CMs guide members on end-of-life decisions

Insurer’s initiatives include education for staff

When case managers at Highmark Blue Cross and Blue Shield bring up advance directives with their patients, they are well prepared.

The insurer has developed a comprehensive plan to increase awareness of advance care planning by working with community groups, educating health care providers, and guiding members through the process.

"We wanted to respect our members’ choices regarding advance care planning, whether they wanted full treatment or limited treatment. We want to make sure our members know that there are options in a terminal illness. Our goal is to avoid last-minute indecisions," says Judith Black, MD, senior products medical director for the Pittsburgh-based insurer.

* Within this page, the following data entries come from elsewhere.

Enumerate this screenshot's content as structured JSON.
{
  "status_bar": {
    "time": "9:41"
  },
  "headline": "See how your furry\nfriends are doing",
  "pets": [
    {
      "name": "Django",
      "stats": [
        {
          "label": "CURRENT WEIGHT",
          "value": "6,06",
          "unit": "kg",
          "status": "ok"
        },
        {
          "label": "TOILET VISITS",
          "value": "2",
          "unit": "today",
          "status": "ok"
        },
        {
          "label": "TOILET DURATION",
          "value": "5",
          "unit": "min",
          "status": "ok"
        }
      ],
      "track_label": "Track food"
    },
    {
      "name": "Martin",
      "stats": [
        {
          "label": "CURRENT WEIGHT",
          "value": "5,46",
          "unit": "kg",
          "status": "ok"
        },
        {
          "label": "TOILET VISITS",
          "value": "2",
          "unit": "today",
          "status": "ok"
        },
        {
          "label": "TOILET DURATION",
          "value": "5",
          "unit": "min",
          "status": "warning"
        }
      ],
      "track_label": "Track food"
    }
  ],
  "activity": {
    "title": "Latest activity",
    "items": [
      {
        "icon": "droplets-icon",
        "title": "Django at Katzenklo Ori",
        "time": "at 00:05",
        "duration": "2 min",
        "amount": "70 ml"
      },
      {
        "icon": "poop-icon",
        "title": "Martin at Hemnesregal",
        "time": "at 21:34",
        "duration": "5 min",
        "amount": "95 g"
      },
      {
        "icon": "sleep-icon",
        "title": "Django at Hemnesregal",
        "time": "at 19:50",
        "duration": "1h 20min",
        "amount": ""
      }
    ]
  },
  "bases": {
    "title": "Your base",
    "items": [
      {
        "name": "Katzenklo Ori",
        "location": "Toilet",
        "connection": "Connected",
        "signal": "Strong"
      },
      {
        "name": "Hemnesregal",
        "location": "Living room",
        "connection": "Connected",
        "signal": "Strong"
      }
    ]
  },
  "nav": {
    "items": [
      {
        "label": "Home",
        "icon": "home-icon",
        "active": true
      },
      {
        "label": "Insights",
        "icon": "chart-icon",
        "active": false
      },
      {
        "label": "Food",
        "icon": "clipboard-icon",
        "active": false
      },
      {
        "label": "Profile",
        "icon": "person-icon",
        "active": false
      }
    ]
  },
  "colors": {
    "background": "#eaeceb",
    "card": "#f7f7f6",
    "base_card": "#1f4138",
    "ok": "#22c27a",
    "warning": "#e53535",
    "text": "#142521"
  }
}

Before Highmark Blue Cross and Blue Shield started its advance care planning initiatives in the summer of 2000, the insurer created an educational process for the staff.

Highmark developed a training video for case managers and care managers to help them talk to members about advance care planning and the difference between comprehensive planning and just having advance directives in place.

The video includes role-playing by staff members showing scenarios between case managers and their clients when end-of-life issues are discussed.

The health plan did an assessment of case managers’ comfort level with end-of-life topics before and after viewing the video. The comfort level increased after the video.

When the case managers meet for their weekly case presentations, one always is a case involving one of their highest-priority members for advance care planning.

When members are enrolled, the health plan sends them an advance directives packet and power-of-attorney form.

As they begin managing the care of the members, the case managers start discussions on the information in the packet.

Highmark Blue Cross and Blue Shield case managers are encouraged to stratify the members they work with into three levels of priority.

Those whose death within a year wouldn’t surprise the case managers, typically about 5% of the caseload, receive the highest priority. In these cases, the case managers work to ensure that the patient’s end-of-life wishes are in order and understood by their health care providers and family members.

When they work with members who are older than 65 or have a chronic illness, the case managers encourage them to have advance directives and a health care surrogate.

The rest are the members who are relatively young and healthy.

The case managers have been trained to find out what the patient and family understand about where they are in the disease process.

If they are not sure, the case managers talk with the patient’s physician to make sure everybody is on the same page, Black says.

The health plan’s case management documentation software includes a template on which case managers can check off whether a member has advance directives. If other case managers get involved in the patient’s care, they know whether to approach the subject.